Save

the Red Wolf

by Rob and Tom
 

 

Scientific Name
Canis Rufus

Range
The range is in the southeastern part of the United States,
some of eastern parts of North America.

Climate
The cimate is hot and humid and part of their climate is snowy and cold

Description
Red wolves are the color of the woods that they inhabit.

Active

Red wolves are usually more active at dusk, evening, and dawn than they are during the day.

Food It hunts meat such as white-tail deer, raccoons, rabbits, and rodents. Life Span Its life span is 10-12 years Social Structure They live in smaller packs than gray wolves, and sometimes solitaire. Gestation The gestation period is 60-63 days. Average Litter The average litter is 4-5 pups, sometimes as few as 1 pup, sometimes as many as 9 pups. Predators

Natural enemies of the red wolf are humans, alligators, and parasites such as mange and heartworm. At two island propagation sites in South Carolina and Florida, wolves have been killed by alligators. One of the alligators swallowed the radio collar and biologists followed the radio signal right to the gator.

Why Endangered? Three problems threaten the future of red wolves - the loss of habitat, the hunting of wolves, and red wolves mating with coyotes. Red wolves need 10 - 100 square miles of habitat to hunt and live. Threats to Survival

The expansion of agriculture, logging and human settlement cleared the forest home of red wolves. Between 1900 - 1920 red wolves were hunted because they preyed on cattle. As the population of red wolves declined, coyotes expanded into its territory. The red wolves in North Carolina all have some coyote genetics, which came from the founding population from Texas and Louisiana.

What is being done to protect this species?

The red wolf is an endangered species and is protected by federal law. There are a number of groups that are involved with protecting wolves.
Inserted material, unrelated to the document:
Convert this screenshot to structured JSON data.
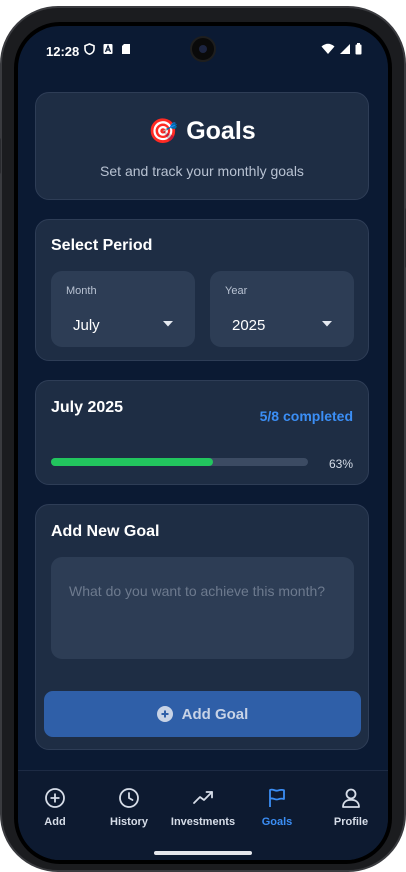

Captive breeding is being done by many of those groups, and the re-introduction of red wolves is being done in certain parts of the United States. Wolves are free-ranging in a reintroduced population in northeastern North Carolina, and on three islands off the coasts of South Carolina and Florida.

What can YOU do to help?
You have already helped by learning more about the red wolf. Tell you friends and family about the red wolf. Let your elected officials know that you support red wolf recovery. One group to check out is Defenders of Wildlife. They publish a monthly magazine that you might be able to find in your local library. Also the International Wolf Center located in Elly MN. is very involved with wolves. Write an e-mail to them at wolfinfo@wolf.org, they might be able to suggest some other groups. Join a conservation group that works on red wolf issues such as the Red Wolf Coalition. They are an organization formed to help save the red wolf. The address is:

Red Wolf Coalition
P.O. Box 231
Kill Devil Hills, N.C. 27948

Thank you for your interest in saving wolves!


Wild Ones | Red Wolves | Henson Robinson Zoo | Red Wolves of Alligator River | Species Survival Plan

Red Wolf Recovery: A Rosy Picture

 

 A great resource is Journey of the Red Wolf by Roland Smith.

Non-Fiction:
Journey of the Red Wolf
(Cobblehill, April 1996)

Follow the magnificent and rare red wolf from the brink of extinction, to captivity, then back into wild. For many years Roland was the Red Wolf Species coordinator. An insider's look at how animals are reintroduced into the wild

For information contact:kruegerl@district87.org